    Insulin injections are essential for patients with type 1 diabetes because there is lack of insulin production. For patients with type 2 diabetes, insulin may be started for intermittent or continuous glycemic control, if diabetes is still uncontrolled with two or more oral diabetes medications.

    When To Take Insulin

    Insulin is available in rapid-, short-, intermediate-, and long-acting types. These may be injected separately or mixed in the same syringe. It is also commercially available in concentrations of 100 or 500 units/ml.

    Regular or long-acting insulin should generally be taken 15 to 30 minutes before a meal. The insulin lispro known by its brand name Humalog, works very quickly.
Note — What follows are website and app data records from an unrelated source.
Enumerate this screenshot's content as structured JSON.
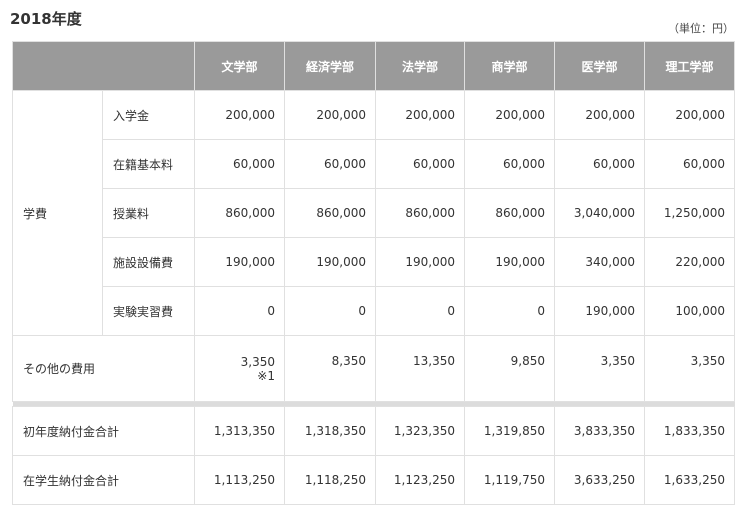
{
  "title": "2018年度",
  "unit": "（単位：円）",
  "columns": [
    "文学部",
    "経済学部",
    "法学部",
    "商学部",
    "医学部",
    "理工学部"
  ],
  "group_label": "学費",
  "group_rows": [
    {
      "label": "入学金",
      "values": [
        "200,000",
        "200,000",
        "200,000",
        "200,000",
        "200,000",
        "200,000"
      ]
    },
    {
      "label": "在籍基本料",
      "values": [
        "60,000",
        "60,000",
        "60,000",
        "60,000",
        "60,000",
        "60,000"
      ]
    },
    {
      "label": "授業料",
      "values": [
        "860,000",
        "860,000",
        "860,000",
        "860,000",
        "3,040,000",
        "1,250,000"
      ]
    },
    {
      "label": "施設設備費",
      "values": [
        "190,000",
        "190,000",
        "190,000",
        "190,000",
        "340,000",
        "220,000"
      ]
    },
    {
      "label": "実験実習費",
      "values": [
        "0",
        "0",
        "0",
        "0",
        "190,000",
        "100,000"
      ]
    }
  ],
  "other_row": {
    "label": "その他の費用",
    "values": [
      "3,350",
      "8,350",
      "13,350",
      "9,850",
      "3,350",
      "3,350"
    ],
    "note": "※1"
  },
  "total_rows": [
    {
      "label": "初年度納付金合計",
      "values": [
        "1,313,350",
        "1,318,350",
        "1,323,350",
        "1,319,850",
        "3,833,350",
        "1,833,350"
      ]
    },
    {
      "label": "在学生納付金合計",
      "values": [
        "1,113,250",
        "1,118,250",
        "1,123,250",
        "1,119,750",
        "3,633,250",
        "1,633,250"
      ]
    }
  ]
}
That should generally be taken less than 15 minutes before you eat. The delivery is timed with meals to effectively process the glucose entering your system.

    Your doctor will determine the frequency of injection. Most diabetics need at least two shots a day. Some need three or four shots to maintain good blood sugar control. A patient’s personal health care team can help find a routine that keeps their blood sugar near normal. That will help them feel good and fit into their lifestyle.

    For Type 1 Diabetes

    Usually, patients with Type 1 diabetes starts with 4 injections per day to cover for both basal and prandial coverages. They generally progress to three to four injections per day of different types of the hormone.

    For Type 2 Diabetes

    For Type 2 diabetes patients, they may have one or more injections a day, with or without oral diabetes medications, depending on the type of Insulin that has been prescribed, and on the level of diabetes control. Insulin should be tailored to the patient’s eating habits, economical means, local availability of the said insulin and preference as well.

    The type and dosage of insulin used should be consistent. To ensure this, the patient’s diabetes care team should periodically review the patient’s injection technique. They also need to know the relationship of blood sugar levels to exercise, food intake, illnesses, certain medications, and stress.

    Concerns Over Injection

    Research published in 2008 had 100 patients with type 2 diabetes as subjects. That study saw 33% of subjects unwilling to take it. Their concerns centered around hypoglycemia, permanent need for therapy, less flexibility, and feelings of failure. Less than 40% of the subjects had a fear of self-injection or thought they were painful.

    In the end, whether willing to take insulin or afraid of it, a patient needs to consult with their doctor. It’s up to the doctor to determine any increase in dosage, but the cooperation of the patient is essential.

    Key Takeaways

    The use of insulin plays a critical part in the way diabetics maintain regular lives. Knowing when to take it is important to normalize their blood sugar levels throughout the day. Both type 1 and type 2 diabetics have shown receptiveness to insulin use. While different types of insulin may be mixed and dosage may increase, consultation with your doctor is best before making any change.

    For more on diabetes, click here.

    Hello Health Group does not provide medical advice, diagnosis or treatment.

    Medically reviewed by

    Mitchie Gonzales-Montalbo, MD

    Dietetics and Nutrition

    Written by Jason Inocencio · Updated Sep 22, 2022